### Source data
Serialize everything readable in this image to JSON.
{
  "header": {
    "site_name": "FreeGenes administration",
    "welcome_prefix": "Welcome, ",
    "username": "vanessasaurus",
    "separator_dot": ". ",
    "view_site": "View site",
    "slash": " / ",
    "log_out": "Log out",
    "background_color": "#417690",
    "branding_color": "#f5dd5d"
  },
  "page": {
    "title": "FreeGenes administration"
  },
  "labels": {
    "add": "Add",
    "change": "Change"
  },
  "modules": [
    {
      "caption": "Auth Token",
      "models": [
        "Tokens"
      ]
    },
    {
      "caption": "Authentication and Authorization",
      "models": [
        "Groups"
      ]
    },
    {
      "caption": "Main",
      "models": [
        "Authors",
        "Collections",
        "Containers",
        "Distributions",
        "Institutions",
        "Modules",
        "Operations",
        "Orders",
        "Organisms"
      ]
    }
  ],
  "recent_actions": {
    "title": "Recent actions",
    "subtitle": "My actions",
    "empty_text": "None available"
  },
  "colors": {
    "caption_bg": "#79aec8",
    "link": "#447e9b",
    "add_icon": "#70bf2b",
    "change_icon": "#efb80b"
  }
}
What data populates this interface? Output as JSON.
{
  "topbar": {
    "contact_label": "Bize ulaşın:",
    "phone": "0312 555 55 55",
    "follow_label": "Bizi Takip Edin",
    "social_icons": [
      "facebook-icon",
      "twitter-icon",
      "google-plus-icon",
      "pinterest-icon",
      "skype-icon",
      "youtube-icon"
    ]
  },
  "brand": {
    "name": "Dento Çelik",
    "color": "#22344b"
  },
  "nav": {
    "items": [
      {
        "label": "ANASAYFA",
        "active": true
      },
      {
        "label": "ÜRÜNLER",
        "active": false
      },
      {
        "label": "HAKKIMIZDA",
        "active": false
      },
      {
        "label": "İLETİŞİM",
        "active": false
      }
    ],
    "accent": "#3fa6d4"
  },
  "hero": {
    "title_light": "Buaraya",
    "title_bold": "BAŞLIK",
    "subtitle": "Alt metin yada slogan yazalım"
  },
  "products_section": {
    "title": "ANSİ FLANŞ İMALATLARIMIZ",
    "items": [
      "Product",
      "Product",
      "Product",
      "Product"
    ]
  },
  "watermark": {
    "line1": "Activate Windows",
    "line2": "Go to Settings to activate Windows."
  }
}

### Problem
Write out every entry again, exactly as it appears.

### Exercise answer
Serialize everything readable in this image to JSON.
{
  "header": {
    "site_name": "FreeGenes administration",
    "welcome_prefix": "Welcome, ",
    "username": "vanessasaurus",
    "separator_dot": ". ",
    "view_site": "View site",
    "slash": " / ",
    "log_out": "Log out",
    "background_color": "#417690",
    "branding_color": "#f5dd5d"
  },
  "page": {
    "title": "FreeGenes administration"
  },
  "labels": {
    "add": "Add",
    "change": "Change"
  },
  "modules": [
    {
      "caption": "Auth Token",
      "models": [
        "Tokens"
      ]
    },
    {
      "caption": "Authentication and Authorization",
      "models": [
        "Groups"
      ]
    },
    {
      "caption": "Main",
      "models": [
        "Authors",
        "Collections",
        "Containers",
        "Distributions",
        "Institutions",
        "Modules",
        "Operations",
        "Orders",
        "Organisms"
      ]
    }
  ],
  "recent_actions": {
    "title": "Recent actions",
    "subtitle": "My actions",
    "empty_text": "None available"
  },
  "colors": {
    "caption_bg": "#79aec8",
    "link": "#447e9b",
    "add_icon": "#70bf2b",
    "change_icon": "#efb80b"
  }
}
What data populates this interface? Output as JSON.
{
  "topbar": {
    "contact_label": "Bize ulaşın:",
    "phone": "0312 555 55 55",
    "follow_label": "Bizi Takip Edin",
    "social_icons": [
      "facebook-icon",
      "twitter-icon",
      "google-plus-icon",
      "pinterest-icon",
      "skype-icon",
      "youtube-icon"
    ]
  },
  "brand": {
    "name": "Dento Çelik",
    "color": "#22344b"
  },
  "nav": {
    "items": [
      {
        "label": "ANASAYFA",
        "active": true
      },
      {
        "label": "ÜRÜNLER",
        "active": false
      },
      {
        "label": "HAKKIMIZDA",
        "active": false
      },
      {
        "label": "İLETİŞİM",
        "active": false
      }
    ],
    "accent": "#3fa6d4"
  },
  "hero": {
    "title_light": "Buaraya",
    "title_bold": "BAŞLIK",
    "subtitle": "Alt metin yada slogan yazalım"
  },
  "products_section": {
    "title": "ANSİ FLANŞ İMALATLARIMIZ",
    "items": [
      "Product",
      "Product",
      "Product",
      "Product"
    ]
  },
  "watermark": {
    "line1": "Activate Windows",
    "line2": "Go to Settings to activate Windows."
  }
}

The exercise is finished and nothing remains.